At the time the Adventist work was just beginning, the Whites had no money to print such a paper. They hardly had enough for food. But God had told them to print. Discouraged over the lack of money, James set out to mow some hay. Maybe that would bring in enough money to print something, at least.
As he went out the door, he may have said something like, "I'll be back tonight, Ellen. Have a good supper ready. After all that mowing, I'll be starved!"
No sooner had James left than Ellen White fainted and fell on the floor. Friends revived her and then were startled to see that she was going into a vision. With her eyes open, and talking sometimes, she listened to a message from God.
A short time later when it was finished, she became aware of the familiar household furniture and knew where she was. Suddenly she remembered the message.
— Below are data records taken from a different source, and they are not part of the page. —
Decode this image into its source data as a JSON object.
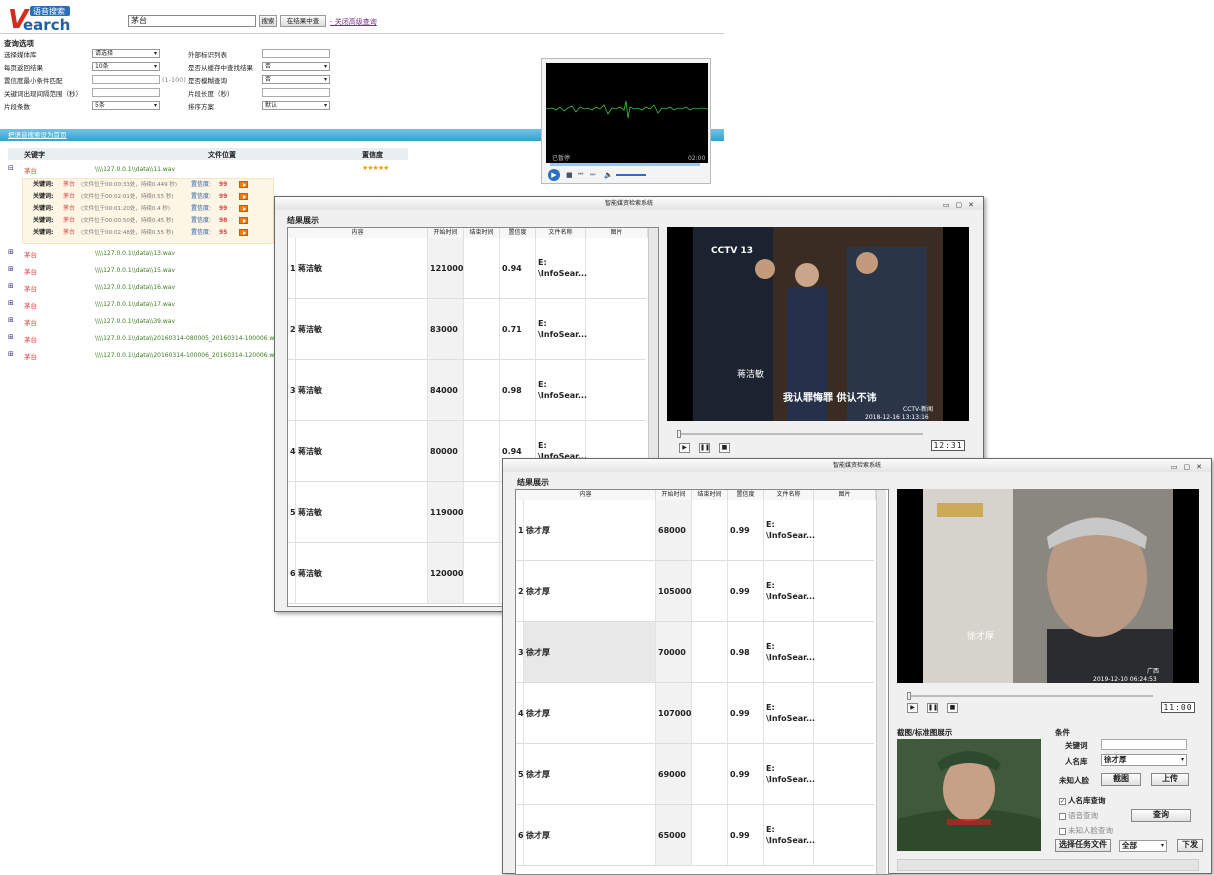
{
  "search_page": {
    "logo": {
      "text_top": "语音搜索",
      "text_main": "Search",
      "letter": "V"
    },
    "search": {
      "value": "茅台",
      "search_button": "搜索",
      "in_results_button": "在结果中查",
      "advanced_close": "- 关闭高级查询"
    },
    "options_title": "查询选项",
    "options": [
      {
        "label": "选择媒体库",
        "value": "请选择"
      },
      {
        "label": "每页返回结果",
        "value": "10条"
      },
      {
        "label": "置信度最小条件匹配",
        "value": "",
        "hint": "(1-100)"
      },
      {
        "label": "关键词出现间隔范围（秒）",
        "value": ""
      },
      {
        "label": "片段条数",
        "value": "5条"
      }
    ],
    "options_right": [
      {
        "label": "外部标识列表",
        "value": ""
      },
      {
        "label": "是否从缓存中查找结果",
        "value": "否"
      },
      {
        "label": "是否模糊查询",
        "value": "否"
      },
      {
        "label": "片段长度（秒）",
        "value": ""
      },
      {
        "label": "排序方案",
        "value": "默认"
      }
    ],
    "set_home_link": "把语音搜索设为首页",
    "results_columns": [
      "关键字",
      "文件位置",
      "置信度"
    ],
    "first_result": {
      "keyword": "茅台",
      "path": "\\\\\\\\127.0.0.1\\\\data\\\\11.wav",
      "stars": "★★★★★"
    },
    "sub_results": [
      {
        "label": "关键词:",
        "kw": "茅台",
        "detail": "(文件位于00:00:33处，持续0.449 秒)",
        "conf_label": "置信度:",
        "conf": "99"
      },
      {
        "label": "关键词:",
        "kw": "茅台",
        "detail": "(文件位于00:02:01处，持续0.55 秒)",
        "conf_label": "置信度:",
        "conf": "99"
      },
      {
        "label": "关键词:",
        "kw": "茅台",
        "detail": "(文件位于00:01:20处，持续0.4 秒)",
        "conf_label": "置信度:",
        "conf": "99"
      },
      {
        "label": "关键词:",
        "kw": "茅台",
        "detail": "(文件位于00:00:50处，持续0.45 秒)",
        "conf_label": "置信度:",
        "conf": "98"
      },
      {
        "label": "关键词:",
        "kw": "茅台",
        "detail": "(文件位于00:02:48处，持续0.55 秒)",
        "conf_label": "置信度:",
        "conf": "95"
      }
    ],
    "more_results": [
      {
        "kw": "茅台",
        "path": "\\\\\\\\127.0.0.1\\\\data\\\\13.wav"
      },
      {
        "kw": "茅台",
        "path": "\\\\\\\\127.0.0.1\\\\data\\\\15.wav"
      },
      {
        "kw": "茅台",
        "path": "\\\\\\\\127.0.0.1\\\\data\\\\16.wav"
      },
      {
        "kw": "茅台",
        "path": "\\\\\\\\127.0.0.1\\\\data\\\\17.wav"
      },
      {
        "kw": "茅台",
        "path": "\\\\\\\\127.0.0.1\\\\data\\\\39.wav"
      },
      {
        "kw": "茅台",
        "path": "\\\\\\\\127.0.0.1\\\\data\\\\20160314-080005_20160314-100006.wa"
      },
      {
        "kw": "茅台",
        "path": "\\\\\\\\127.0.0.1\\\\data\\\\20160314-100006_20160314-120006.wa"
      }
    ],
    "audio": {
      "status": "已暂停",
      "time": "02:00"
    }
  },
  "window1": {
    "title": "智能媒资检索系统",
    "section": "结果展示",
    "columns": [
      "内容",
      "开始时间",
      "结束时间",
      "置信度",
      "文件名称",
      "图片"
    ],
    "rows": [
      {
        "n": "1",
        "name": "蒋洁敏",
        "start": "121000",
        "end": "",
        "conf": "0.94",
        "file1": "E:",
        "file2": "\\InfoSear..."
      },
      {
        "n": "2",
        "name": "蒋洁敏",
        "start": "83000",
        "end": "",
        "conf": "0.71",
        "file1": "E:",
        "file2": "\\InfoSear..."
      },
      {
        "n": "3",
        "name": "蒋洁敏",
        "start": "84000",
        "end": "",
        "conf": "0.98",
        "file1": "E:",
        "file2": "\\InfoSear..."
      },
      {
        "n": "4",
        "name": "蒋洁敏",
        "start": "80000",
        "end": "",
        "conf": "0.94",
        "file1": "E:",
        "file2": "\\InfoSear..."
      },
      {
        "n": "5",
        "name": "蒋洁敏",
        "start": "119000",
        "end": "",
        "conf": "",
        "file1": "",
        "file2": ""
      },
      {
        "n": "6",
        "name": "蒋洁敏",
        "start": "120000",
        "end": "",
        "conf": "",
        "file1": "",
        "file2": ""
      }
    ],
    "video": {
      "channel": "CCTV 13",
      "caption_name": "蒋洁敏",
      "caption": "我认罪悔罪 供认不讳",
      "stamp": "CCTV-新闻",
      "date": "2018-12-16 13:13:16",
      "counter": "12:31"
    }
  },
  "window2": {
    "title": "智能媒资检索系统",
    "section": "结果展示",
    "columns": [
      "内容",
      "开始时间",
      "结束时间",
      "置信度",
      "文件名称",
      "图片"
    ],
    "rows": [
      {
        "n": "1",
        "name": "徐才厚",
        "start": "68000",
        "end": "",
        "conf": "0.99",
        "file1": "E:",
        "file2": "\\InfoSear..."
      },
      {
        "n": "2",
        "name": "徐才厚",
        "start": "105000",
        "end": "",
        "conf": "0.99",
        "file1": "E:",
        "file2": "\\InfoSear..."
      },
      {
        "n": "3",
        "name": "徐才厚",
        "start": "70000",
        "end": "",
        "conf": "0.98",
        "file1": "E:",
        "file2": "\\InfoSear..."
      },
      {
        "n": "4",
        "name": "徐才厚",
        "start": "107000",
        "end": "",
        "conf": "0.99",
        "file1": "E:",
        "file2": "\\InfoSear..."
      },
      {
        "n": "5",
        "name": "徐才厚",
        "start": "69000",
        "end": "",
        "conf": "0.99",
        "file1": "E:",
        "file2": "\\InfoSear..."
      },
      {
        "n": "6",
        "name": "徐才厚",
        "start": "65000",
        "end": "",
        "conf": "0.99",
        "file1": "E:",
        "file2": "\\InfoSear..."
      }
    ],
    "video": {
      "caption_name": "徐才厚",
      "stamp": "广西",
      "date": "2019-12-10 06:24:53",
      "counter": "11:00"
    },
    "capture_title": "截图/标准图展示",
    "conditions": {
      "title": "条件",
      "keyword_label": "关键词",
      "keyword_value": "",
      "person_lib_label": "人名库",
      "person_lib_value": "徐才厚",
      "unknown_face_label": "未知人脸",
      "screenshot_btn": "截图",
      "upload_btn": "上传",
      "chk_person": "人名库查询",
      "chk_voice": "语音查询",
      "chk_unknown": "未知人脸查询",
      "query_btn": "查询",
      "select_task_btn": "选择任务文件",
      "scope_value": "全部",
      "dispatch_btn": "下发"
    }
  },
  "colors": {
    "accent_blue": "#3a9fd0",
    "keyword_red": "#d44",
    "path_green": "#3b7d1e",
    "star": "#f0a000"
  }
}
"Run and get James," she urged. "I saw that if he spends time mowing fields instead of getting that paper started as God has asked, he'll be struck with sickness. Get him, quickly!"
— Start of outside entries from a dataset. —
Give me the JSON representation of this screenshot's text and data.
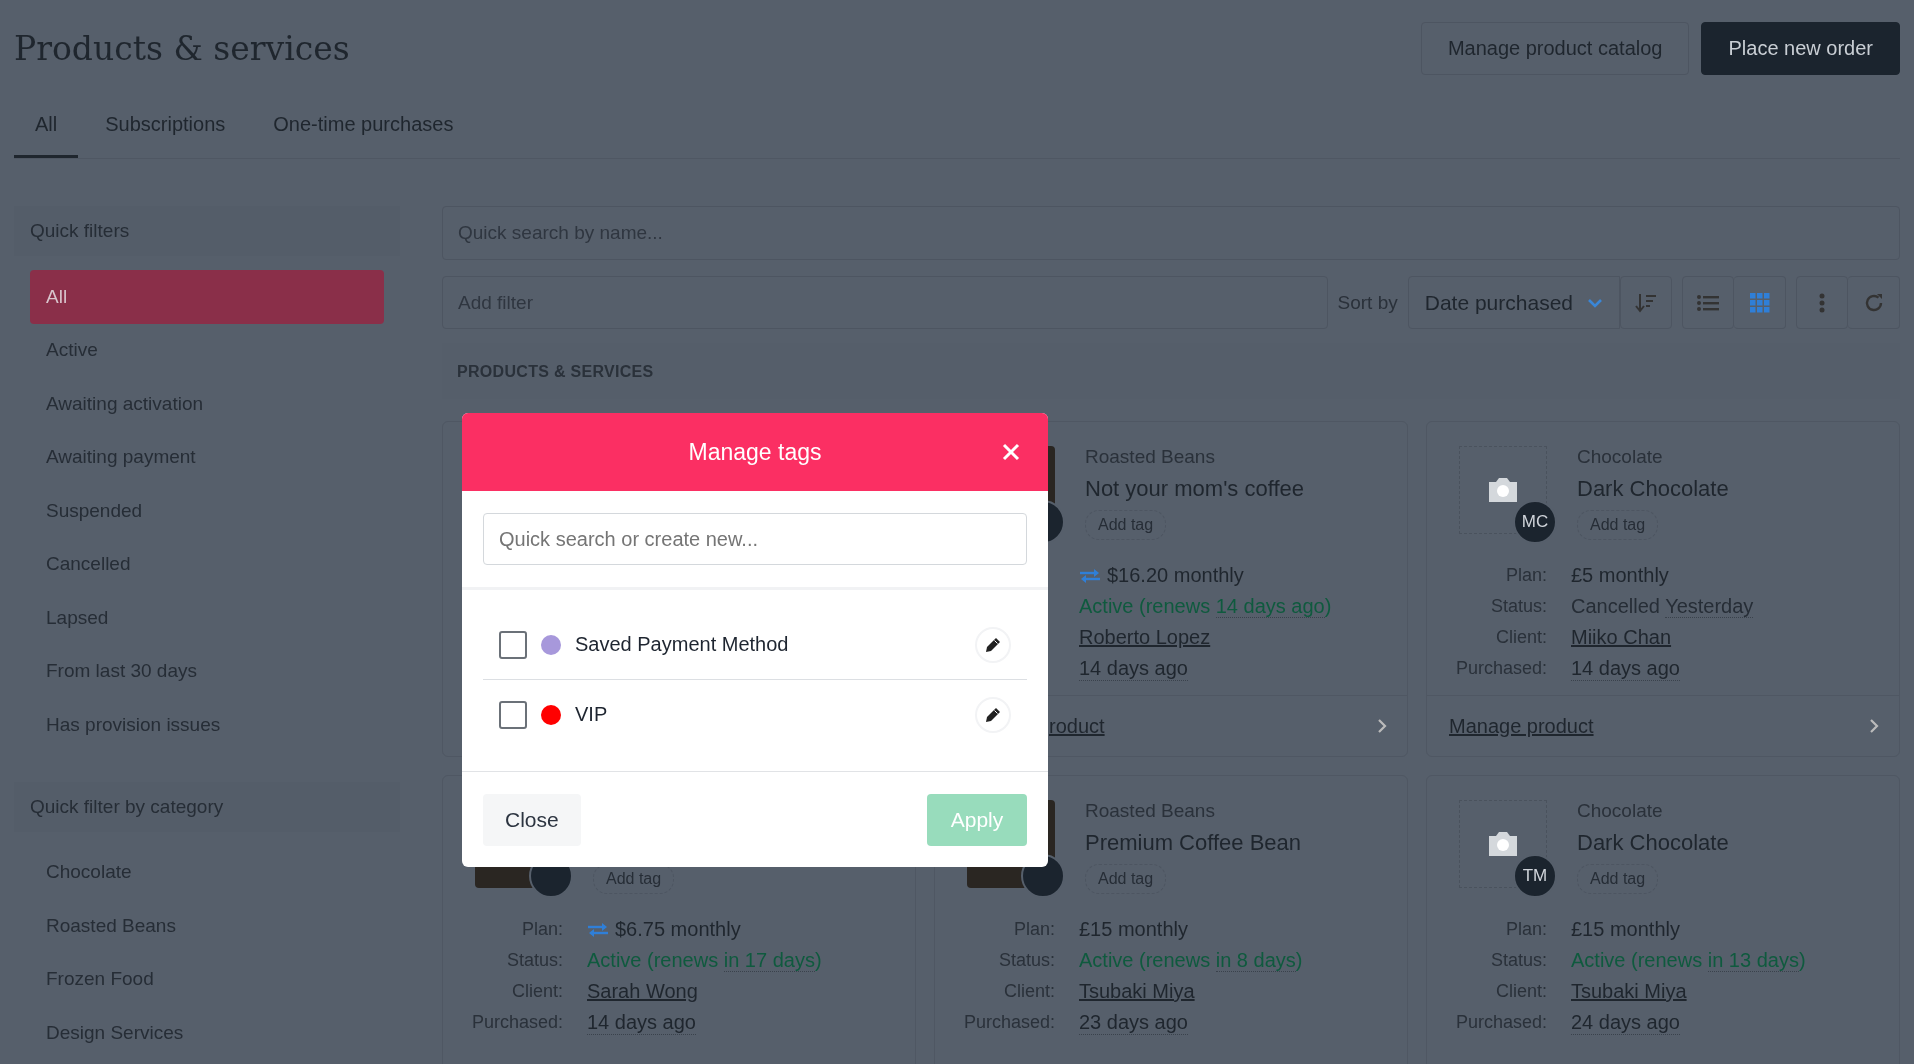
{
  "page": {
    "title": "Products & services",
    "buttons": [
      {
        "label": "Manage product catalog",
        "kind": "secondary"
      },
      {
        "label": "Place new order",
        "kind": "primary"
      }
    ]
  },
  "tabs": [
    {
      "label": "All",
      "selected": true
    },
    {
      "label": "Subscriptions",
      "selected": false
    },
    {
      "label": "One-time purchases",
      "selected": false
    }
  ],
  "sidebar": {
    "sections": [
      {
        "title": "Quick filters",
        "items": [
          {
            "label": "All",
            "selected": true
          },
          {
            "label": "Active",
            "selected": false
          },
          {
            "label": "Awaiting activation",
            "selected": false
          },
          {
            "label": "Awaiting payment",
            "selected": false
          },
          {
            "label": "Suspended",
            "selected": false
          },
          {
            "label": "Cancelled",
            "selected": false
          },
          {
            "label": "Lapsed",
            "selected": false
          },
          {
            "label": "From last 30 days",
            "selected": false
          },
          {
            "label": "Has provision issues",
            "selected": false
          }
        ]
      },
      {
        "title": "Quick filter by category",
        "items": [
          {
            "label": "Chocolate",
            "selected": false
          },
          {
            "label": "Roasted Beans",
            "selected": false
          },
          {
            "label": "Frozen Food",
            "selected": false
          },
          {
            "label": "Design Services",
            "selected": false
          }
        ]
      }
    ]
  },
  "toolbar": {
    "search_placeholder": "Quick search by name...",
    "filter_placeholder": "Add filter",
    "sort_label": "Sort by",
    "sort_value": "Date purchased",
    "view": [
      {
        "kind": "list",
        "selected": false
      },
      {
        "kind": "grid",
        "selected": true
      }
    ]
  },
  "section_title": "PRODUCTS & SERVICES",
  "cards": [
    {
      "kind": "photo"
    },
    {
      "kind": "photo",
      "category": "Roasted Beans",
      "name": "Not your mom's coffee",
      "add_tag": "Add tag",
      "plan": "$16.20 monthly",
      "recurring": true,
      "status": {
        "kind": "active",
        "before": "Active (renews",
        "when": "14 days ago",
        "after": ")"
      },
      "client": "Roberto Lopez",
      "purchased": "14 days ago",
      "link": "roduct"
    },
    {
      "kind": "placeholder",
      "initials": "MC",
      "category": "Chocolate",
      "name": "Dark Chocolate",
      "add_tag": "Add tag",
      "labels": [
        "Plan:",
        "Status:",
        "Client:",
        "Purchased:"
      ],
      "plan": "£5 monthly",
      "recurring": false,
      "status": {
        "kind": "cancelled",
        "before": "Cancelled",
        "when": "Yesterday"
      },
      "client": "Miiko Chan",
      "purchased": "14 days ago",
      "link": "Manage product"
    },
    {
      "kind": "photo",
      "add_tag": "Add tag",
      "labels": [
        "Plan:",
        "Status:",
        "Client:",
        "Purchased:"
      ],
      "plan": "$6.75 monthly",
      "recurring": true,
      "status": {
        "kind": "active",
        "before": "Active (renews",
        "when": "in 17 days",
        "after": ")"
      },
      "client": "Sarah Wong",
      "purchased": "14 days ago"
    },
    {
      "kind": "photo",
      "category": "Roasted Beans",
      "name": "Premium Coffee Bean",
      "add_tag": "Add tag",
      "labels": [
        "Plan:",
        "Status:",
        "Client:",
        "Purchased:"
      ],
      "plan": "£15 monthly",
      "recurring": false,
      "status": {
        "kind": "active",
        "before": "Active (renews",
        "when": "in 8 days",
        "after": ")"
      },
      "client": "Tsubaki Miya",
      "purchased": "23 days ago"
    },
    {
      "kind": "placeholder",
      "initials": "TM",
      "category": "Chocolate",
      "name": "Dark Chocolate",
      "add_tag": "Add tag",
      "labels": [
        "Plan:",
        "Status:",
        "Client:",
        "Purchased:"
      ],
      "plan": "£15 monthly",
      "recurring": false,
      "status": {
        "kind": "active",
        "before": "Active (renews",
        "when": "in 13 days",
        "after": ")"
      },
      "client": "Tsubaki Miya",
      "purchased": "24 days ago"
    }
  ],
  "modal": {
    "title": "Manage tags",
    "search_placeholder": "Quick search or create new...",
    "tags": [
      {
        "label": "Saved Payment Method",
        "color": "#a798db",
        "checked": false
      },
      {
        "label": "VIP",
        "color": "#ff0000",
        "checked": false
      }
    ],
    "close_label": "Close",
    "apply": {
      "label": "Apply",
      "disabled": true
    }
  }
}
Out the door and down the road sped a man to find James on his way to the hay field. James turned around and returned home, obedient to God's call, and began to write. He had no idea where the money for printing would come from, but evidently he wasn't supposed to earn it with his work in the fields. He began to write.
When he was finished, in nearby Middletown, Connecticut, he found a printer who would trust him to pay for the printing later. Together they got out a small eight-page paper called The Present Truth. By the time the fourth issue had been mailed out to believers across the northeastern part of America, donations had come in the mail, enough so that James White was able to pay the printer.
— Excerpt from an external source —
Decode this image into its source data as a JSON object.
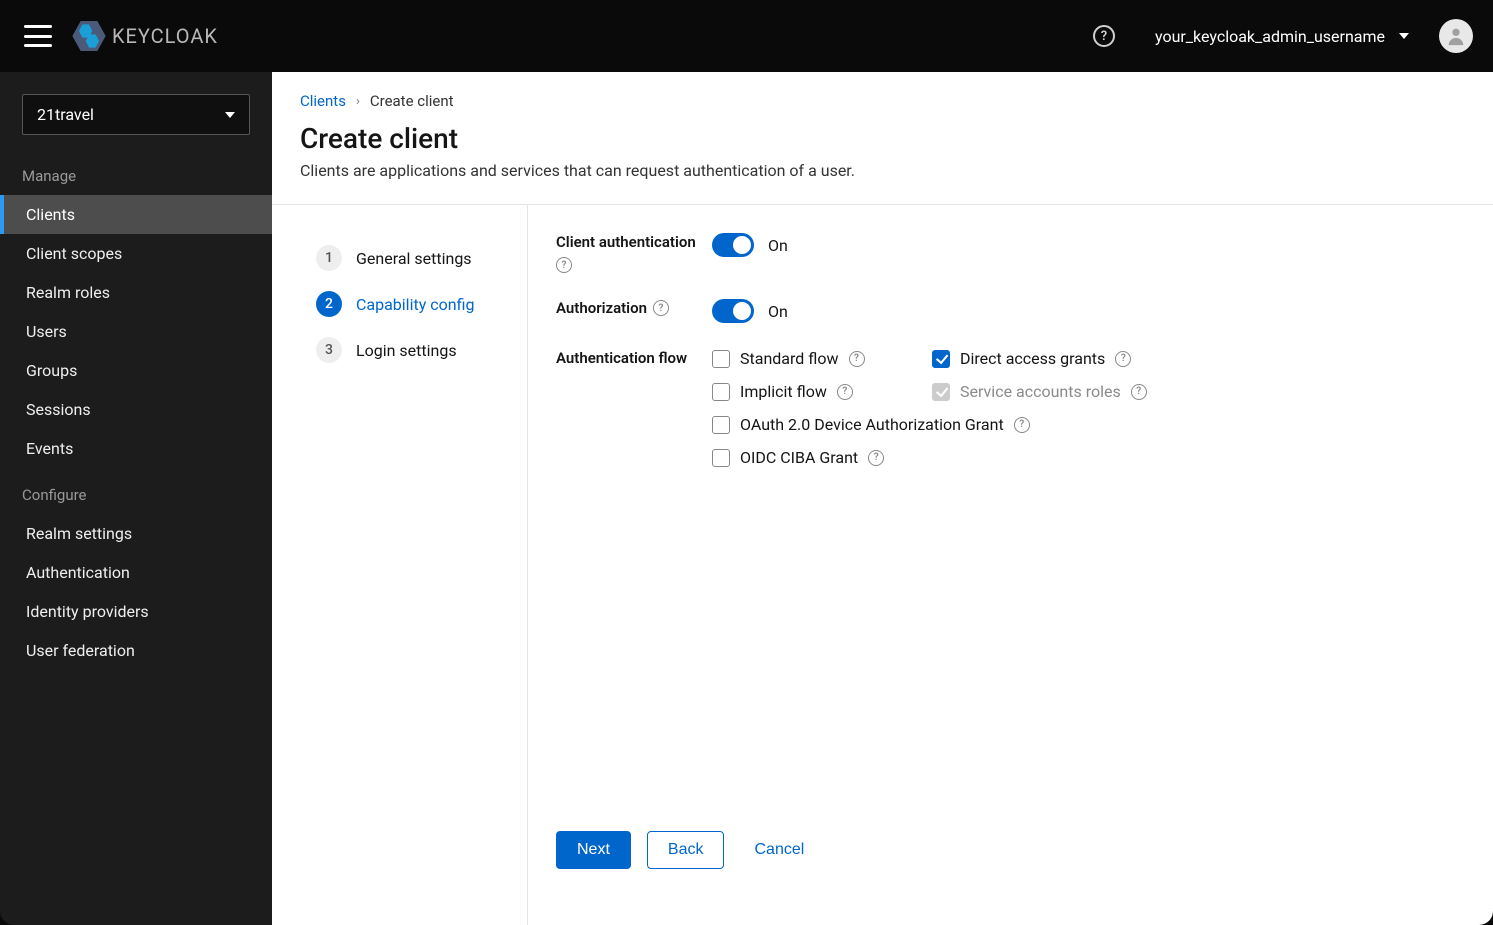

Of course Satan did his best to stop the work. The Whites’ baby nearly died, but God healed him. James himself thought his end had come when he caught the dread disease called cholera. But God intervened. They ran out of money. Still James printed. The Present Truth later became the Review and Herald and is now the Adventist Review, our church paper that goes each week to thousands of homes.
That was all fine for adults, but didn't James White care about what children read? He certainly did. With careful planning he figured he could print another magazine for young people—The Youth's Instructor—for only three cents an issue. He urged Adventist youngsters to save their pennies and pay for their own magazines, but if they couldn't, he'd send it to them free, anyway. As the church grew, so did our papers, and today in the various languages we have papers for the church’s young children, older children, and youth—all specially written for them. Do you see how this one stream of light split into many?
In Ellen White's vision about publishing work, God told her it would be like that—streams of light that would go clear around the world. In a later vision she saw a dark, dark world. All at once a tiny light appeared, and it seemed to light another, which sparked another, until the whole world was lightened. In later years as she saw how one publishing house sparked another in a different country, and one magazine became two or three, she rejoiced that the vision was coming true. None of the foreign publishing houses she saw in her visions had even been planned when she first saw them. But God had planned them, and when she saw them in reality, they were exactly as she had been shown they would be.
Today Adventists have over 17 million baptized believers around the world and more than 60 publishing houses. Every year they send out thousands of books, magazines, and tracts in all directions, each one a tiny light. The vision God gave to Ellen White is still coming true.
Adapted from The Spirit of Prophecy Emphasis Stories, volume II, by Norma Youngberg, Fern Babcock, The Ellen G. White Estate, and The General Conference Department of Education (1980), pp. 98-103.